Budget brings bad news for supercars, maybe
In what may be a costly error in this year's Union budget, a so far seemingly unintentional change in the definition of Complete Knocked Down (CKD) unit or vehicles -- where parts are imported and then assembled -- promises to disrupt production of cars in the country, throwing the industry in disarray. Sumant Banerji reports.autos Updated: Mar 01, 2011 00:36 IST
In what may be a costly error in this year's Union budget, a so far seemingly unintentional change in the definition of Complete Knocked Down (CKD) unit or vehicles -- where parts are imported and then assembled -- promises to disrupt production of cars in the country, throwing the industry in disarray.
The new definition in the budget disallows manufacturers a concessional 10% import duty for cars and mobikes where either the engine, gearbox, transmission or chasis come in as a pre assembly form. Effectively, this would increase import duty on cars as varied as a Hyundai i20 diesel, Toyota Innova to a top of the line BMW 5 series, to 60%, making them way more expensive.
While car manufacturers went into a shell, apex industry body Society of Indian Automobile Manufacturers (SIAM) said it would seek a clarification from the government.

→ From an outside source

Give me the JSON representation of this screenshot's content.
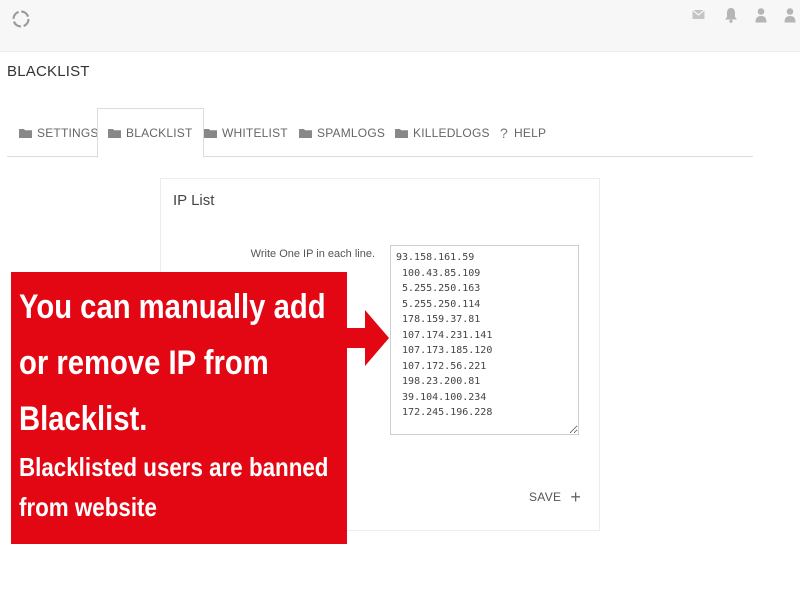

"It appears very restrictive and all CKD cars in the country would get badly impacted," said a senior SIAM official after a hurriedly convened executive committee meeting in the evening. "To us, it seems to be an error leading to misinterpretation. But if this is deliberate, then everybody would have to change their production plan causing a disruption that may carry on for months."
The worst affected could be the big three of the luxury car segment, BMW, Audi and Mercedes, who either import Complete Built Units (CBU) or produce cars under the CKD route. The three firms witnessed stratospheric growth in sales of upto 70% in 2010, as they expanded their product range and started assembling more cars in India.
With confusion all around and no clarifications in the offing, Mercedes and Audi refused to comment while BMW said it would wait for further clarifications. Meanwhile, the fate of their cars like the BMW 3 and 5 series, Mercedes C and E Class and Audi A4 and A6, besides many others, hangs in balance.